Web page and app entries
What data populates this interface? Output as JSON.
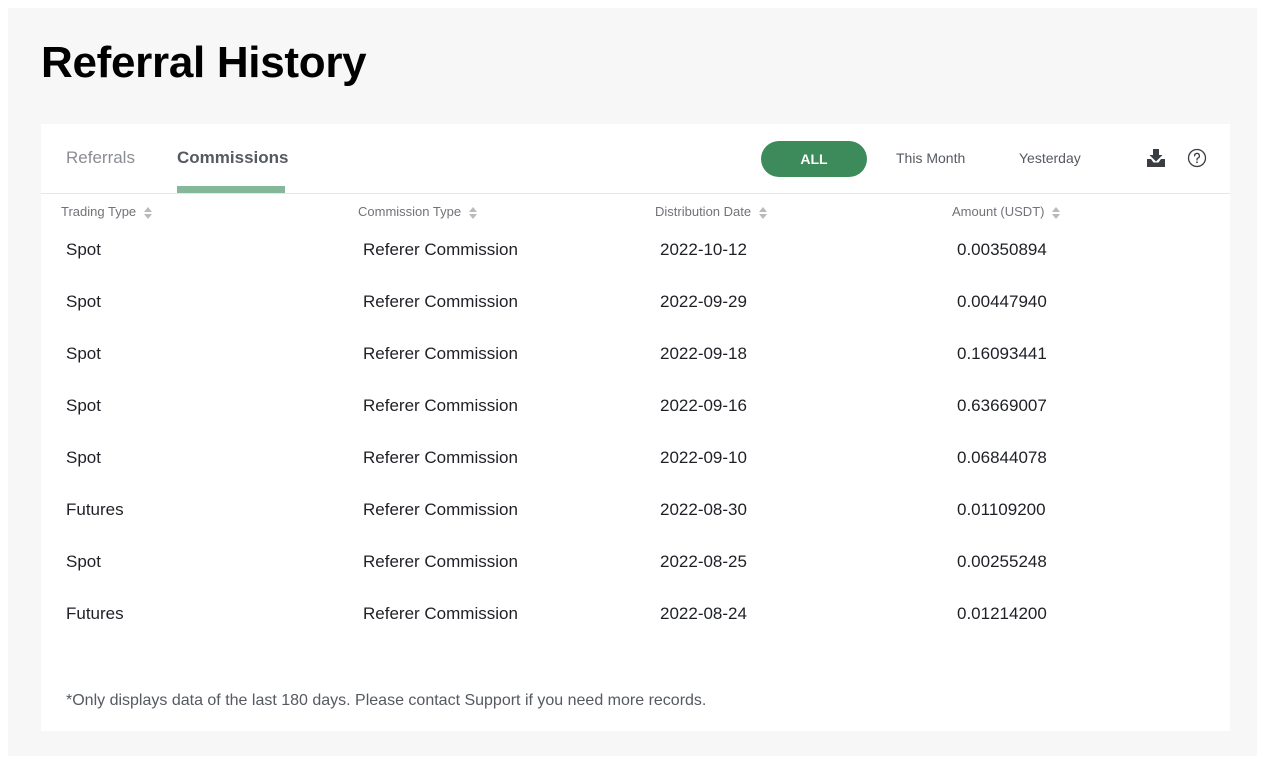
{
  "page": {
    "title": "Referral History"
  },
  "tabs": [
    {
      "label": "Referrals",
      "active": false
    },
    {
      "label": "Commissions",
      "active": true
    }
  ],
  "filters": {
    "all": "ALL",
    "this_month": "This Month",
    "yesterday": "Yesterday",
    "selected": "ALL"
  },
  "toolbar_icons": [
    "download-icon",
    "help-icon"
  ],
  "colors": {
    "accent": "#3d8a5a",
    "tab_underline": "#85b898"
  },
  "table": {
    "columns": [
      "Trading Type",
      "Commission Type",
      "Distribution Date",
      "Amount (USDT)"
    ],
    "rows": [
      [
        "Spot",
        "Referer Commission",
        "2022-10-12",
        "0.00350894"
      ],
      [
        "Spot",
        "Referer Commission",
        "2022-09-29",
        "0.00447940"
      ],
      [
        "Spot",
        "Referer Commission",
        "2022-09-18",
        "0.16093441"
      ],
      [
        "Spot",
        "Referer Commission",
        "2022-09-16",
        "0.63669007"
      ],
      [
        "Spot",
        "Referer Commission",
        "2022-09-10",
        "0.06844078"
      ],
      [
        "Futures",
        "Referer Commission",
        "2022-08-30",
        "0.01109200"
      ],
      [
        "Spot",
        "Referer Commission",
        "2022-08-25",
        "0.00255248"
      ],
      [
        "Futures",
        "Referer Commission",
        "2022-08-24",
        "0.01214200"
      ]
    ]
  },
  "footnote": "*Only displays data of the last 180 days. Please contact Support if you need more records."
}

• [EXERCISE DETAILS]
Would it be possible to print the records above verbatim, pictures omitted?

• [RESPONSE TO THIS EXERCISE]
What data populates this interface? Output as JSON.
{
  "page": {
    "title": "Referral History"
  },
  "tabs": [
    {
      "label": "Referrals",
      "active": false
    },
    {
      "label": "Commissions",
      "active": true
    }
  ],
  "filters": {
    "all": "ALL",
    "this_month": "This Month",
    "yesterday": "Yesterday",
    "selected": "ALL"
  },
  "toolbar_icons": [
    "download-icon",
    "help-icon"
  ],
  "colors": {
    "accent": "#3d8a5a",
    "tab_underline": "#85b898"
  },
  "table": {
    "columns": [
      "Trading Type",
      "Commission Type",
      "Distribution Date",
      "Amount (USDT)"
    ],
    "rows": [
      [
        "Spot",
        "Referer Commission",
        "2022-10-12",
        "0.00350894"
      ],
      [
        "Spot",
        "Referer Commission",
        "2022-09-29",
        "0.00447940"
      ],
      [
        "Spot",
        "Referer Commission",
        "2022-09-18",
        "0.16093441"
      ],
      [
        "Spot",
        "Referer Commission",
        "2022-09-16",
        "0.63669007"
      ],
      [
        "Spot",
        "Referer Commission",
        "2022-09-10",
        "0.06844078"
      ],
      [
        "Futures",
        "Referer Commission",
        "2022-08-30",
        "0.01109200"
      ],
      [
        "Spot",
        "Referer Commission",
        "2022-08-25",
        "0.00255248"
      ],
      [
        "Futures",
        "Referer Commission",
        "2022-08-24",
        "0.01214200"
      ]
    ]
  },
  "footnote": "*Only displays data of the last 180 days. Please contact Support if you need more records."
}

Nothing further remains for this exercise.